> Exercise directions:
All of the entries below should be returned verbatim, apart from the pictures.

> Data to use:
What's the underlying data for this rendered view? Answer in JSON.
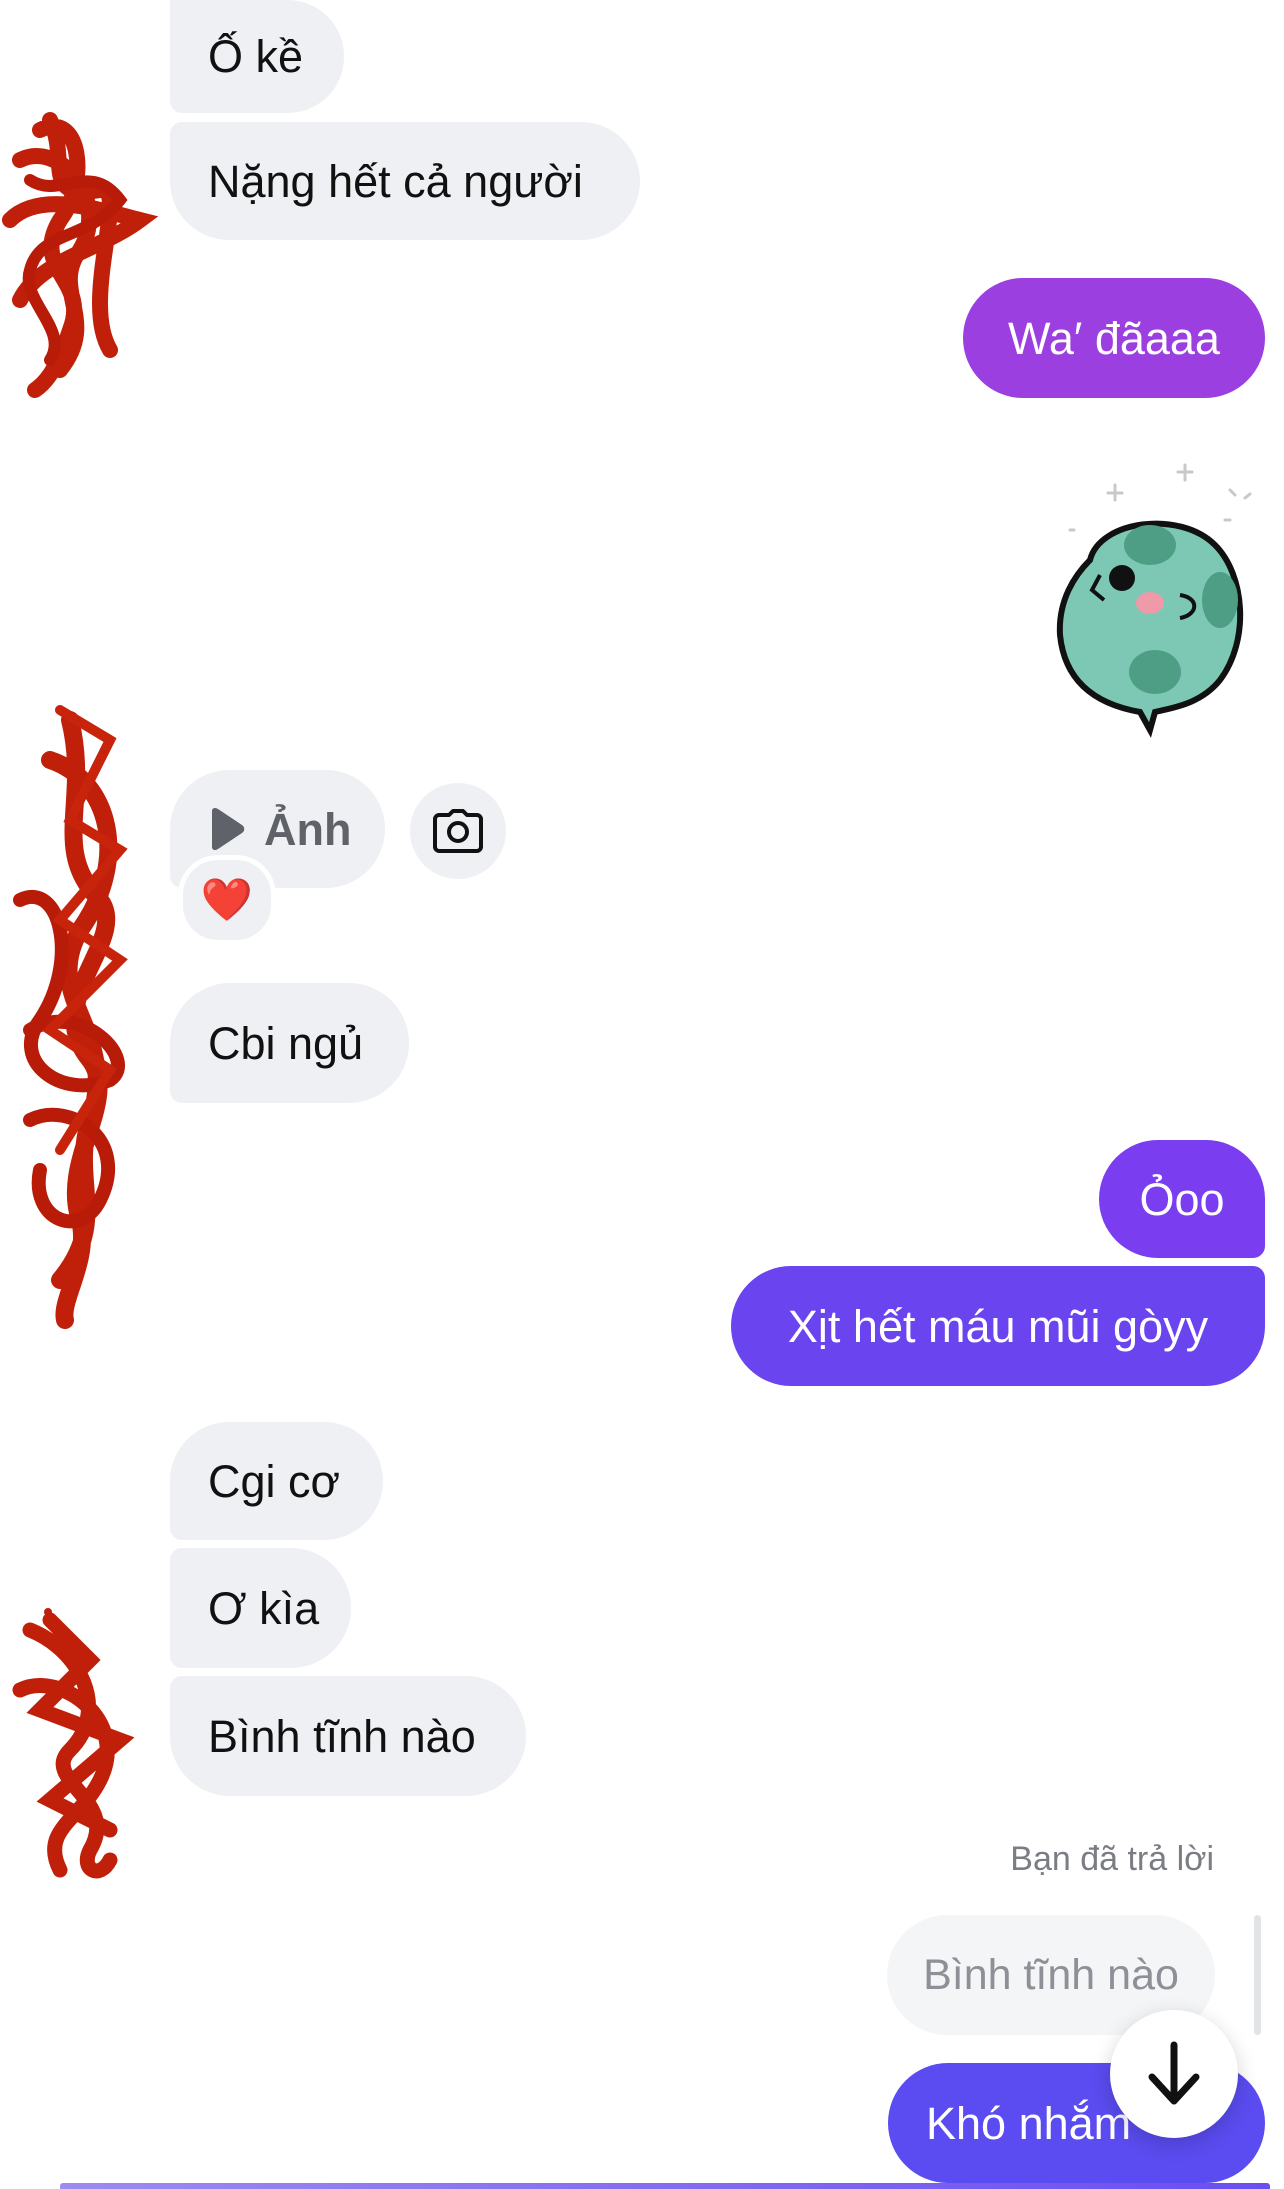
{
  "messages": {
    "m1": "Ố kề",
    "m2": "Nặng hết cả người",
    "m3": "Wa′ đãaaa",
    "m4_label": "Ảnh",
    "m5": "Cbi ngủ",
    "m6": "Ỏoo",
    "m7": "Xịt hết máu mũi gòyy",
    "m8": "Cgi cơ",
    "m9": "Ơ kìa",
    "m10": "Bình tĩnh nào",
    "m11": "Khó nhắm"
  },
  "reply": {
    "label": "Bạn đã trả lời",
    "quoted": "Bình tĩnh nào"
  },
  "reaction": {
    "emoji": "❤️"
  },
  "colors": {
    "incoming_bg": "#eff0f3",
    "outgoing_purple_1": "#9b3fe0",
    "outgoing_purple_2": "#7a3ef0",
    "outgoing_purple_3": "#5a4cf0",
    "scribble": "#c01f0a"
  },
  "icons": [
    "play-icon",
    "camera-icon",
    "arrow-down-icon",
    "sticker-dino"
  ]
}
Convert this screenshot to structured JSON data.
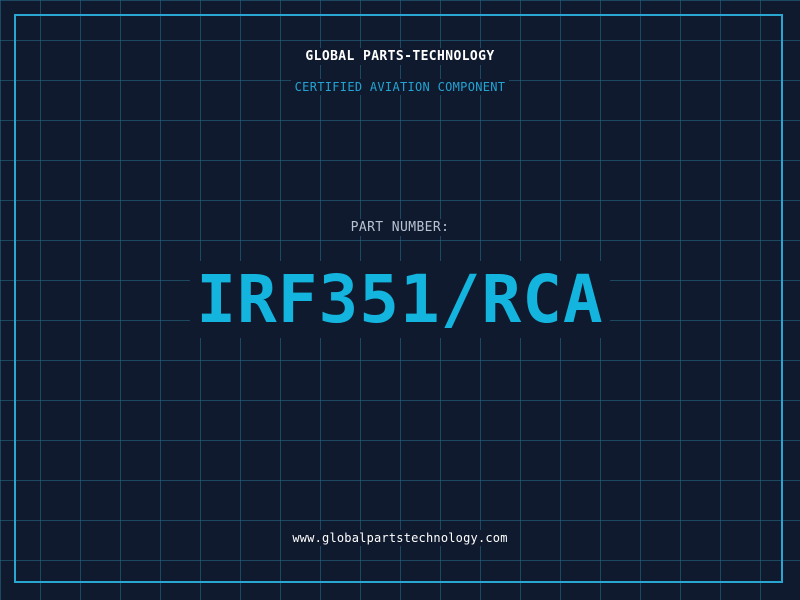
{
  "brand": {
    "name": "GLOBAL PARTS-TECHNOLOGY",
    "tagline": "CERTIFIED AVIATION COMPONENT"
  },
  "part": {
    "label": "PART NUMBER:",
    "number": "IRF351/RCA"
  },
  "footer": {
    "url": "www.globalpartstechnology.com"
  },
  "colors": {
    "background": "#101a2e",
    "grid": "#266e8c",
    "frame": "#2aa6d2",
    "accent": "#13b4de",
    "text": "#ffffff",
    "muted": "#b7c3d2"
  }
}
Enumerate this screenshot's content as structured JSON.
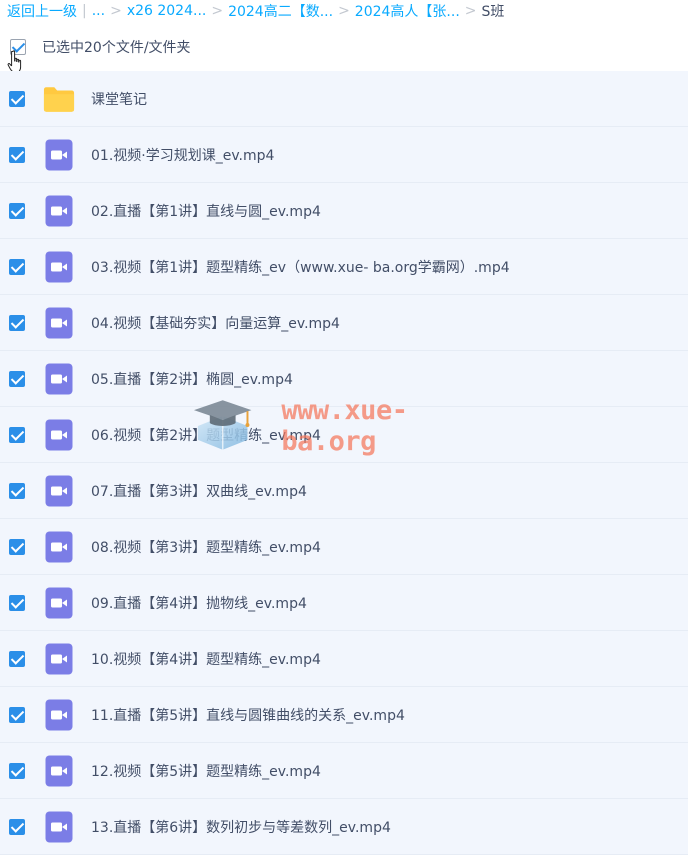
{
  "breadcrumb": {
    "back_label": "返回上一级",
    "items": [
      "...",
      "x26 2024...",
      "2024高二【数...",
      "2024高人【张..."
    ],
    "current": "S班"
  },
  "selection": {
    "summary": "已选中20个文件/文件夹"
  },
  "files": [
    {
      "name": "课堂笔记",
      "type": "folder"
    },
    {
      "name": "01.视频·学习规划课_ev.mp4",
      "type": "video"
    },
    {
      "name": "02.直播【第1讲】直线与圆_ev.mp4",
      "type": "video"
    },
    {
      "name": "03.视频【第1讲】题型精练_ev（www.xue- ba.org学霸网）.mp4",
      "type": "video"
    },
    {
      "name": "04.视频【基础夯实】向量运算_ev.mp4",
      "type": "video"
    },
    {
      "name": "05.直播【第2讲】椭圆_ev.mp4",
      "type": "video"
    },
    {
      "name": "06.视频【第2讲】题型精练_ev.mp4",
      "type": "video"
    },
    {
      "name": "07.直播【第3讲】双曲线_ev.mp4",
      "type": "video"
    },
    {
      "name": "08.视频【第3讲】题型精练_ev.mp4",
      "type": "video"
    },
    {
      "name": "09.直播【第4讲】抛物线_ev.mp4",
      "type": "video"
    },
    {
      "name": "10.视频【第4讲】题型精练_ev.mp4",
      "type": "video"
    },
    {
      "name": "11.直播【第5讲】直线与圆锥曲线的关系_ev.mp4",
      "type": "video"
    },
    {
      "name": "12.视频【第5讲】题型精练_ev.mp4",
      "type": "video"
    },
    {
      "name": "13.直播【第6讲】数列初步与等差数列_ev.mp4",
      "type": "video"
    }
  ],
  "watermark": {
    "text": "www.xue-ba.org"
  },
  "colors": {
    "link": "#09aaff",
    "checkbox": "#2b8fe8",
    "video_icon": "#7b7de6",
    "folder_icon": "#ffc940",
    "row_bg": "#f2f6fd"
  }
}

> Result for this task:
What's the underlying data for this rendered view? Answer in JSON.
{
  "messages": {
    "m1": "Ố kề",
    "m2": "Nặng hết cả người",
    "m3": "Wa′ đãaaa",
    "m4_label": "Ảnh",
    "m5": "Cbi ngủ",
    "m6": "Ỏoo",
    "m7": "Xịt hết máu mũi gòyy",
    "m8": "Cgi cơ",
    "m9": "Ơ kìa",
    "m10": "Bình tĩnh nào",
    "m11": "Khó nhắm"
  },
  "reply": {
    "label": "Bạn đã trả lời",
    "quoted": "Bình tĩnh nào"
  },
  "reaction": {
    "emoji": "❤️"
  },
  "colors": {
    "incoming_bg": "#eff0f3",
    "outgoing_purple_1": "#9b3fe0",
    "outgoing_purple_2": "#7a3ef0",
    "outgoing_purple_3": "#5a4cf0",
    "scribble": "#c01f0a"
  },
  "icons": [
    "play-icon",
    "camera-icon",
    "arrow-down-icon",
    "sticker-dino"
  ]
}
Convert this screenshot to structured JSON data.
{
  "brand": {
    "name": "GLOBAL PARTS-TECHNOLOGY",
    "tagline": "CERTIFIED AVIATION COMPONENT"
  },
  "part": {
    "label": "PART NUMBER:",
    "number": "IRF351/RCA"
  },
  "footer": {
    "url": "www.globalpartstechnology.com"
  },
  "colors": {
    "background": "#101a2e",
    "grid": "#266e8c",
    "frame": "#2aa6d2",
    "accent": "#13b4de",
    "text": "#ffffff",
    "muted": "#b7c3d2"
  }
}
Enumerate this screenshot's content as structured JSON.
{
  "breadcrumb": {
    "back_label": "返回上一级",
    "items": [
      "...",
      "x26 2024...",
      "2024高二【数...",
      "2024高人【张..."
    ],
    "current": "S班"
  },
  "selection": {
    "summary": "已选中20个文件/文件夹"
  },
  "files": [
    {
      "name": "课堂笔记",
      "type": "folder"
    },
    {
      "name": "01.视频·学习规划课_ev.mp4",
      "type": "video"
    },
    {
      "name": "02.直播【第1讲】直线与圆_ev.mp4",
      "type": "video"
    },
    {
      "name": "03.视频【第1讲】题型精练_ev（www.xue- ba.org学霸网）.mp4",
      "type": "video"
    },
    {
      "name": "04.视频【基础夯实】向量运算_ev.mp4",
      "type": "video"
    },
    {
      "name": "05.直播【第2讲】椭圆_ev.mp4",
      "type": "video"
    },
    {
      "name": "06.视频【第2讲】题型精练_ev.mp4",
      "type": "video"
    },
    {
      "name": "07.直播【第3讲】双曲线_ev.mp4",
      "type": "video"
    },
    {
      "name": "08.视频【第3讲】题型精练_ev.mp4",
      "type": "video"
    },
    {
      "name": "09.直播【第4讲】抛物线_ev.mp4",
      "type": "video"
    },
    {
      "name": "10.视频【第4讲】题型精练_ev.mp4",
      "type": "video"
    },
    {
      "name": "11.直播【第5讲】直线与圆锥曲线的关系_ev.mp4",
      "type": "video"
    },
    {
      "name": "12.视频【第5讲】题型精练_ev.mp4",
      "type": "video"
    },
    {
      "name": "13.直播【第6讲】数列初步与等差数列_ev.mp4",
      "type": "video"
    }
  ],
  "watermark": {
    "text": "www.xue-ba.org"
  },
  "colors": {
    "link": "#09aaff",
    "checkbox": "#2b8fe8",
    "video_icon": "#7b7de6",
    "folder_icon": "#ffc940",
    "row_bg": "#f2f6fd"
  }
}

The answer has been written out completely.